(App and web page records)
************
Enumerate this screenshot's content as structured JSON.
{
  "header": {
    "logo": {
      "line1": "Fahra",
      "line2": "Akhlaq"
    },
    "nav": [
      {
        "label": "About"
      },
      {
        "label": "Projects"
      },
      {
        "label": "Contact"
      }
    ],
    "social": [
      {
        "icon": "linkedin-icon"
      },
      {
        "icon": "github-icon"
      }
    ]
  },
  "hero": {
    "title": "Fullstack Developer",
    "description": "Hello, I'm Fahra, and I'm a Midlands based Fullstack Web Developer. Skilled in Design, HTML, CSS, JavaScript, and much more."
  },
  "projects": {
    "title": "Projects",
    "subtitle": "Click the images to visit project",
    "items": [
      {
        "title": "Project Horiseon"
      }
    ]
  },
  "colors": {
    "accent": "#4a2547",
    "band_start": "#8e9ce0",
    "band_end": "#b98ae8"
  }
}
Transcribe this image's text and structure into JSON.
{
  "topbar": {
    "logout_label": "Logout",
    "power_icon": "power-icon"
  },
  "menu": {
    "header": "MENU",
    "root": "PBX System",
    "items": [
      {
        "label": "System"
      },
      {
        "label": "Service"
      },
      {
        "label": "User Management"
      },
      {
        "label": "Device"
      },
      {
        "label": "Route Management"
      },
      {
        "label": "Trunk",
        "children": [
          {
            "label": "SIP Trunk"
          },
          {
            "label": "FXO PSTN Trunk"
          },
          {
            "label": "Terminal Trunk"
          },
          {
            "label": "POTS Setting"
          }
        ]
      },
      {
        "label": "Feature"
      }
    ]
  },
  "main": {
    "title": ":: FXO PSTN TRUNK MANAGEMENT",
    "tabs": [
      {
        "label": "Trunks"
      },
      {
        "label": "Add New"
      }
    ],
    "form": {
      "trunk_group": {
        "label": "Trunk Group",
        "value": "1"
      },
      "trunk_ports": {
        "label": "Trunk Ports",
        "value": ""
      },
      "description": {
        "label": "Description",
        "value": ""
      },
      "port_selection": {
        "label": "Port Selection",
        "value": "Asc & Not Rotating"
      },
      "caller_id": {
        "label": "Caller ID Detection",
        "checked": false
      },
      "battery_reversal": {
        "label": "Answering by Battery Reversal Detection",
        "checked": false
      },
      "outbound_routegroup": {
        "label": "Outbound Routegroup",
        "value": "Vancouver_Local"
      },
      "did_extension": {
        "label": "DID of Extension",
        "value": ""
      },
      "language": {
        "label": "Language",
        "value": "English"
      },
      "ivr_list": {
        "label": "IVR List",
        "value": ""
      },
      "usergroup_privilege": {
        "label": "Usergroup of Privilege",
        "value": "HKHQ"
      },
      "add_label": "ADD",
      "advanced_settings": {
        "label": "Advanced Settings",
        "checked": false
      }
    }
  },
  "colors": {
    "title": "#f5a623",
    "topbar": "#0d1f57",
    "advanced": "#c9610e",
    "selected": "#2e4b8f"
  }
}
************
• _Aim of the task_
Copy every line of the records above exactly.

• _Exercise solution_
Enumerate this screenshot's content as structured JSON.
{
  "header": {
    "logo": {
      "line1": "Fahra",
      "line2": "Akhlaq"
    },
    "nav": [
      {
        "label": "About"
      },
      {
        "label": "Projects"
      },
      {
        "label": "Contact"
      }
    ],
    "social": [
      {
        "icon": "linkedin-icon"
      },
      {
        "icon": "github-icon"
      }
    ]
  },
  "hero": {
    "title": "Fullstack Developer",
    "description": "Hello, I'm Fahra, and I'm a Midlands based Fullstack Web Developer. Skilled in Design, HTML, CSS, JavaScript, and much more."
  },
  "projects": {
    "title": "Projects",
    "subtitle": "Click the images to visit project",
    "items": [
      {
        "title": "Project Horiseon"
      }
    ]
  },
  "colors": {
    "accent": "#4a2547",
    "band_start": "#8e9ce0",
    "band_end": "#b98ae8"
  }
}
Transcribe this image's text and structure into JSON.
{
  "topbar": {
    "logout_label": "Logout",
    "power_icon": "power-icon"
  },
  "menu": {
    "header": "MENU",
    "root": "PBX System",
    "items": [
      {
        "label": "System"
      },
      {
        "label": "Service"
      },
      {
        "label": "User Management"
      },
      {
        "label": "Device"
      },
      {
        "label": "Route Management"
      },
      {
        "label": "Trunk",
        "children": [
          {
            "label": "SIP Trunk"
          },
          {
            "label": "FXO PSTN Trunk"
          },
          {
            "label": "Terminal Trunk"
          },
          {
            "label": "POTS Setting"
          }
        ]
      },
      {
        "label": "Feature"
      }
    ]
  },
  "main": {
    "title": ":: FXO PSTN TRUNK MANAGEMENT",
    "tabs": [
      {
        "label": "Trunks"
      },
      {
        "label": "Add New"
      }
    ],
    "form": {
      "trunk_group": {
        "label": "Trunk Group",
        "value": "1"
      },
      "trunk_ports": {
        "label": "Trunk Ports",
        "value": ""
      },
      "description": {
        "label": "Description",
        "value": ""
      },
      "port_selection": {
        "label": "Port Selection",
        "value": "Asc & Not Rotating"
      },
      "caller_id": {
        "label": "Caller ID Detection",
        "checked": false
      },
      "battery_reversal": {
        "label": "Answering by Battery Reversal Detection",
        "checked": false
      },
      "outbound_routegroup": {
        "label": "Outbound Routegroup",
        "value": "Vancouver_Local"
      },
      "did_extension": {
        "label": "DID of Extension",
        "value": ""
      },
      "language": {
        "label": "Language",
        "value": "English"
      },
      "ivr_list": {
        "label": "IVR List",
        "value": ""
      },
      "usergroup_privilege": {
        "label": "Usergroup of Privilege",
        "value": "HKHQ"
      },
      "add_label": "ADD",
      "advanced_settings": {
        "label": "Advanced Settings",
        "checked": false
      }
    }
  },
  "colors": {
    "title": "#f5a623",
    "topbar": "#0d1f57",
    "advanced": "#c9610e",
    "selected": "#2e4b8f"
  }
}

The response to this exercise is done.